Douglas Crockford




Cloud Expo

2019 Appearances






How JavaScript Works

Fun With Functions

One of the greatest obstacles to technical progress is the paradigm barrier. In this context, a new paradigm is a good idea that is difficult to distinguish from a bad idea. In programming history we have seen many paradigms that became accepted only after the first generation to encounter it retired or died. This has included high level languages and structured programming.

We should be advancing more quickly on functional programming and higher order functions. The difficulty is that innovations like this require a paradigm shift. The new paradigm must be experienced. Hearing or reading about it is not sufficient. Arguments will not be persuasive. We may think we understand the new paradigm, but we probably don't.

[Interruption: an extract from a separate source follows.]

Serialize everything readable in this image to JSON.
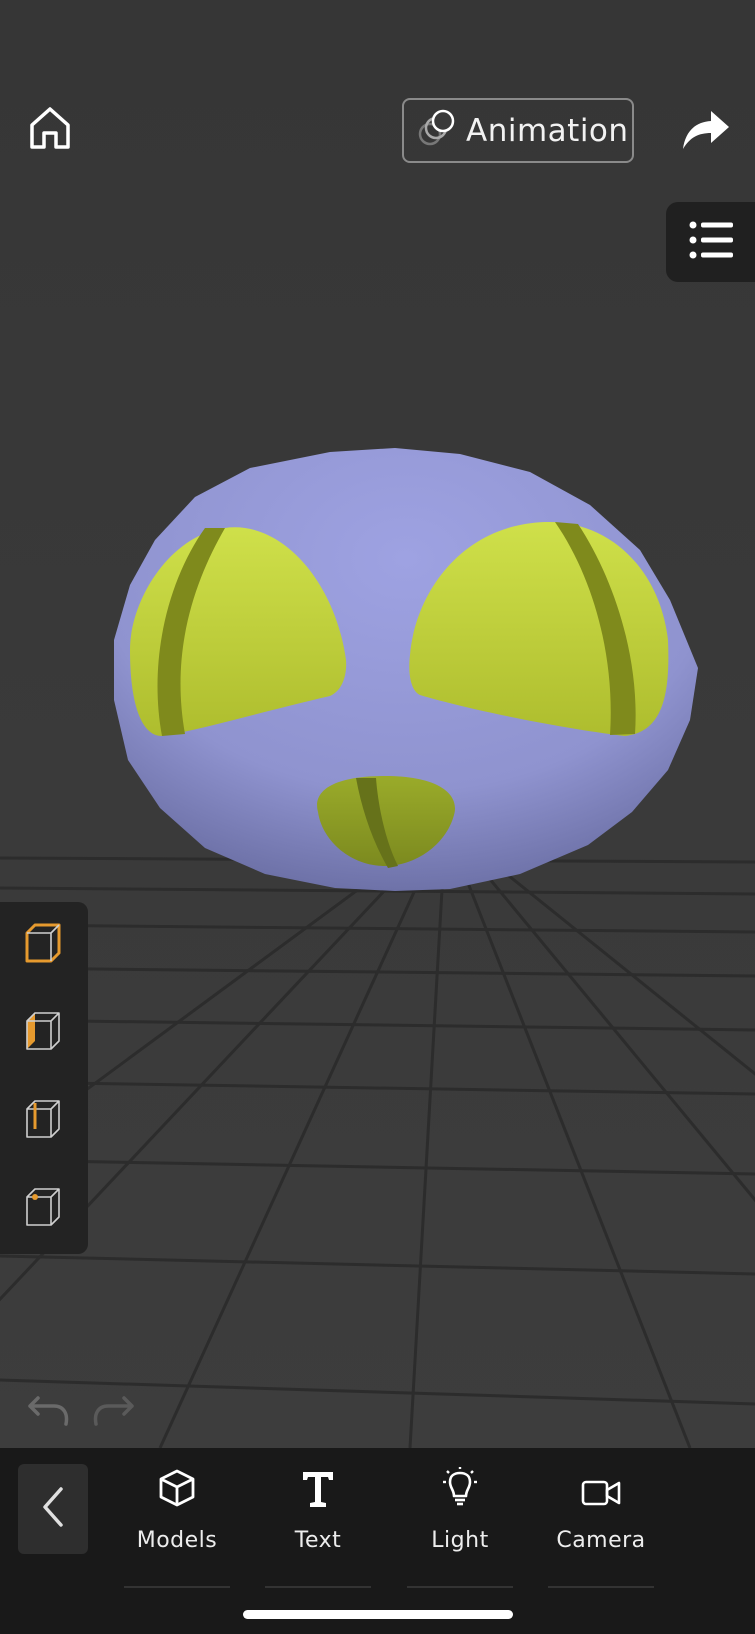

Note that this is very different than fads, where we might feel inclined to believe something that turns out to be a bad idea. Popularity is not a reliable determiner of truth.

I developed a one day workshop called Fun With Functions that helps students thru the paradigm shift by having them solve a series of simple problems. By the end of the day, they should have experienced enough of functional programming to understand the argument. My model was The Little Schemer, a delightful book that does a similar thing for recursive functions.

I have done this workshop all over the world. It was the inspiration for Chapter 13 of How JavaScript Works. Everytime I performed it, I made adjustments and improvements. I am pretty happy with its current state. 

So I am releasing the PowerPoint slides that include all of the problems. The slides do not include my snappy patter, so they do not provide the complete experience, but most of the material stands on its own.

The final two problems are security exercises that were suggested by Mark Miller. Yes, that Mark Miller. The answers contain security vulnerabilities. You need to find exploits and mitigations. The final mitigation reveals another vulnerability in the setTimeout function. We'll solve that one another time.

All of the JavaScript code is displayed with context coloring.